We can easily see how a participant under this Agreement could construe the statement that "[t]his covenant not to sue does not apply to actions based solely under the [ADEA]" as an exception to the general release, not just an exception to the covenant not to sue. Given the lack of clarity in the Agreement, and IBM's declination to tell Thomforde what it meant by the language, we hold that the Agreement is not written in a manner calculated to be understood by the intended participants as required by the OWBPA. Cf. Cole v. Gaming Entm't, L.L.C., 199 F.Supp.2d 208, 214 (D.Del. 2002) (holding language reciting that "[e]mployee acknowledges that he/she has been advised to consult with an attorney prior to executing this Agreement" was insufficient to meet statutory requirement that employer must advise employee in writing to consult an attorney prior to signing the waiver). As such, the Agreement is ineffective as a matter of law to waive Thomforde's rights under the ADEA. See Oubre, 522 U.S. at 427-28, 118 S.Ct. 838.

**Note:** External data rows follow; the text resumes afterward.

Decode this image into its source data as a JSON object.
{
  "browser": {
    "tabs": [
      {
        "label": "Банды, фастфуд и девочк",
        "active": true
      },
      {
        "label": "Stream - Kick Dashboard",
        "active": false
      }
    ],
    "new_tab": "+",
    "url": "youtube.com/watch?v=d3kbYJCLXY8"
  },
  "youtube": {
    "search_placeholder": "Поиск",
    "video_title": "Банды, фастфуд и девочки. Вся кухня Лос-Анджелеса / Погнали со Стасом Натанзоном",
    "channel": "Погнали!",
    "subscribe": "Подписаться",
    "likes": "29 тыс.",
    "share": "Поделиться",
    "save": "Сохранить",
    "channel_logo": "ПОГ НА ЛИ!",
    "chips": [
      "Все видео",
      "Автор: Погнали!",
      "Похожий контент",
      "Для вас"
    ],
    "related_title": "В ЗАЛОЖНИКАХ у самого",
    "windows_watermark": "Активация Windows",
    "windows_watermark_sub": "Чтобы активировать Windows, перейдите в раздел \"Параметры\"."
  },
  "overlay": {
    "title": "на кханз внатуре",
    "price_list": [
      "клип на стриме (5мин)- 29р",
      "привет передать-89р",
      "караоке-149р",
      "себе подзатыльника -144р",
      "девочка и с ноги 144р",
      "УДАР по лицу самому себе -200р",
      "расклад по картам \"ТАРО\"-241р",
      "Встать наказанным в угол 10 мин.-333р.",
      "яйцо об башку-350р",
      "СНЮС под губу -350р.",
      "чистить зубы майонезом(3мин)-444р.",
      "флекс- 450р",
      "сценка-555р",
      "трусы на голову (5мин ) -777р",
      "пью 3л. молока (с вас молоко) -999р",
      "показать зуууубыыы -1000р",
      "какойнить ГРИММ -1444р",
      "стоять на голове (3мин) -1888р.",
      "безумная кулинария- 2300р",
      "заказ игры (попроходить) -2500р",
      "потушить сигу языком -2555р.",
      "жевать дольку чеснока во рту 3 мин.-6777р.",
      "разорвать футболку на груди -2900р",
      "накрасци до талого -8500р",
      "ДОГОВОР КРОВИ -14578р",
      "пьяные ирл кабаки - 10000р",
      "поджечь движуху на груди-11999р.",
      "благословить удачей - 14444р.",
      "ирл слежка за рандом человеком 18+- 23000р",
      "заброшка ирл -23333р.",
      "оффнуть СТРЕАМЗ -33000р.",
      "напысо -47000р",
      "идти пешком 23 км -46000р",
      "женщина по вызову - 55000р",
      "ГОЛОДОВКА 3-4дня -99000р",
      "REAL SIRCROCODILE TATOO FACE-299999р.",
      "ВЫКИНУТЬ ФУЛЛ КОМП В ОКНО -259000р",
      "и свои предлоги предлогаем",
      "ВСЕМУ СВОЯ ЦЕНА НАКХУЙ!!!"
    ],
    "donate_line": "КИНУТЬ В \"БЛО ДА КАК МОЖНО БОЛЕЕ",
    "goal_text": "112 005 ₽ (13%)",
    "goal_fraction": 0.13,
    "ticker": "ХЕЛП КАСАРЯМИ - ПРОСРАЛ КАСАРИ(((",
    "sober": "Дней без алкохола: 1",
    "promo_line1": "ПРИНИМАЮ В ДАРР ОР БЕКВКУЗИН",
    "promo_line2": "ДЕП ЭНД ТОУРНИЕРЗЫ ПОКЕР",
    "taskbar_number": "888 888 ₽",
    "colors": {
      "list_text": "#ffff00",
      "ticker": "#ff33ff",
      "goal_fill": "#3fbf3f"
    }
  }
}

IBM directs us to an unpublished district court opinion construing a similar IBM waiver agreement, which found that the waiver agreement satisfied the statutory requirements. See Syverson v. Int'l Bus. Machs. Corp., No. 03-CV-04529 (N.D.Cal. May 4, 2004), appeal docketed, No. 04-16449 (9th Cir. July 26, 2004). The Syverson court relied on the district court decision in the instant case, and noted that "[t]o the extent that the language of the waiver requires clarification, the waiver explicitly advises affected employees to consult an attorney, [or] their manager. . . ." (Appellee's App. at 53.) Thomforde attempted to consult his manager, but was told that the corporate attorney was "not comfortable" providing him with an interpretation of the Agreement. It seems axiomatic that if an agreement needs clarification, it is not written in a manner calculated to be understood. To rely on the agreement's direction to seek legal advice, a separate statutory requirement for a valid waiver, see § 626(f)(1)(E), for clarification of the waiver would nullify the distinct requirement that the agreement be written in a manner calculated to be understood by the participant (as opposed to his attorney).
IBM agreed at oral argument that if we found the waiver deficient under the statute, we need not decide the proper test to apply to determine whether the waiver was also knowing and voluntary. Compare Ulvin v. Northwestern Nat'l Life Ins. Co., 943 F.2d 862, 866 n. 4 (8th Cir. 1991) (applying contract principles to pre-OWBPA waiver), cert. denied, 502 U.S. 1073, 112 S.Ct. 970, 117 L.Ed.2d 135 (1992), with Bennett v. Coors Brewing Co., 189 F.3d 1221, 1228-29 (10th Cir. 1999) (holding that even if statutory requirements are met, courts must inquire into totality of the circumstances to determine if waiver was knowing and voluntary). We leave that discussion for another day.
The district court's summary judgment in favor of IBM is reversed, and the case is remanded for further proceedings.